Within the entries below, find each line containing the word "from" and copy it.
*** Block opens ***
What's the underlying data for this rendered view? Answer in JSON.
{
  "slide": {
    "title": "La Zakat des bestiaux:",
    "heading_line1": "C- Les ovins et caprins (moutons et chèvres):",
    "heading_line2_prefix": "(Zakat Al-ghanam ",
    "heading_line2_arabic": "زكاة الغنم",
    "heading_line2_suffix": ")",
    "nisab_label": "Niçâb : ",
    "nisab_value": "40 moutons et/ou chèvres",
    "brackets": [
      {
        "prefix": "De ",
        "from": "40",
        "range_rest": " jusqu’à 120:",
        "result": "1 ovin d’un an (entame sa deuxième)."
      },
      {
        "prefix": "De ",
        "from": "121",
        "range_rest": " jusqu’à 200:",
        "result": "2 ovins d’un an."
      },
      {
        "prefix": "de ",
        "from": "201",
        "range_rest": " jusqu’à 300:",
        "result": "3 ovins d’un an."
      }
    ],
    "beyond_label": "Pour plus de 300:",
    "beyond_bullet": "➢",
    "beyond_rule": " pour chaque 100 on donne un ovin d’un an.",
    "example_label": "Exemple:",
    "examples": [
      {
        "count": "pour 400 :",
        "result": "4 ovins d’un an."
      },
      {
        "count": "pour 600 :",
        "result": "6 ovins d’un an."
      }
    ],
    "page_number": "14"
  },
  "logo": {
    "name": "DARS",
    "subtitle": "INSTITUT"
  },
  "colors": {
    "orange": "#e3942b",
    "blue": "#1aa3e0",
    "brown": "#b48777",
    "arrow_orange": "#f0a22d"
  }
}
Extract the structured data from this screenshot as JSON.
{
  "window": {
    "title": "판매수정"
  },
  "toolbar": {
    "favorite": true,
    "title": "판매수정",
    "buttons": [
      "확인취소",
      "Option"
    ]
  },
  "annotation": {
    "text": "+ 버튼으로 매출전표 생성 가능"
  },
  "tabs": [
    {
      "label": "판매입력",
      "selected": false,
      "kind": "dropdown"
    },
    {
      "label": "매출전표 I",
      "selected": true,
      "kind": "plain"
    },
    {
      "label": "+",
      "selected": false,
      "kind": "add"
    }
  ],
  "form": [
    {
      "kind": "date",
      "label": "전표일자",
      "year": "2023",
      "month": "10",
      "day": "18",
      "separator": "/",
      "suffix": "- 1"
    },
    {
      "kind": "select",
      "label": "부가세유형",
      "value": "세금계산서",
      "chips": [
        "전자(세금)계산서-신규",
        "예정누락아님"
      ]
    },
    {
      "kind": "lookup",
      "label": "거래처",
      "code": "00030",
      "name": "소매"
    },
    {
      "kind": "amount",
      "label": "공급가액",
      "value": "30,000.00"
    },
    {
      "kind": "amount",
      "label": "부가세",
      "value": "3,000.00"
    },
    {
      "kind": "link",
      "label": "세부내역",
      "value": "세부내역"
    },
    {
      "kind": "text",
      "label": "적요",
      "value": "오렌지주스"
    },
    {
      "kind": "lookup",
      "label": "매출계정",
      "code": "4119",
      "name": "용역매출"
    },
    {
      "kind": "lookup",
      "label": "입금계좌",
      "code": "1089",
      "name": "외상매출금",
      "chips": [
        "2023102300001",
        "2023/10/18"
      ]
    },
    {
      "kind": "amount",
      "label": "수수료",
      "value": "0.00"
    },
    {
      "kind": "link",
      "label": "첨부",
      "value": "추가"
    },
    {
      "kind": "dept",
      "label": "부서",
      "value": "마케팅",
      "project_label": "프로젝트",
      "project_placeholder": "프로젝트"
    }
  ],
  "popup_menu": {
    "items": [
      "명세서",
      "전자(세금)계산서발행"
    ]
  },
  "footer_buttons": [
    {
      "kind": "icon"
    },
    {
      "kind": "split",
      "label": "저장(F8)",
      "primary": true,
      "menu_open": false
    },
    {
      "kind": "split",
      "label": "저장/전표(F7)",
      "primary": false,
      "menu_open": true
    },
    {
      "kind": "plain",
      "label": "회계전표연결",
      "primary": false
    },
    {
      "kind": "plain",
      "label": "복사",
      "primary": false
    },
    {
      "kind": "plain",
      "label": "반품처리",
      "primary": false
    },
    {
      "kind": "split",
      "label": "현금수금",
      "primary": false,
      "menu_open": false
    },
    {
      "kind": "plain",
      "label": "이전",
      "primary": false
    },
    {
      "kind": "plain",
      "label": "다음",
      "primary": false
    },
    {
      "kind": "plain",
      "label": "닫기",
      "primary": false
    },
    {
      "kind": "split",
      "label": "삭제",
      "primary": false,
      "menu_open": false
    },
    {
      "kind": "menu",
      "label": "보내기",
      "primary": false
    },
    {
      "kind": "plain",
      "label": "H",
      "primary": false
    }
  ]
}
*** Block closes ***
FINISHED EXERCISE:
        "from": "40",
        "from": "121",
        "from": "201",
Extract the structured data from this screenshot as JSON.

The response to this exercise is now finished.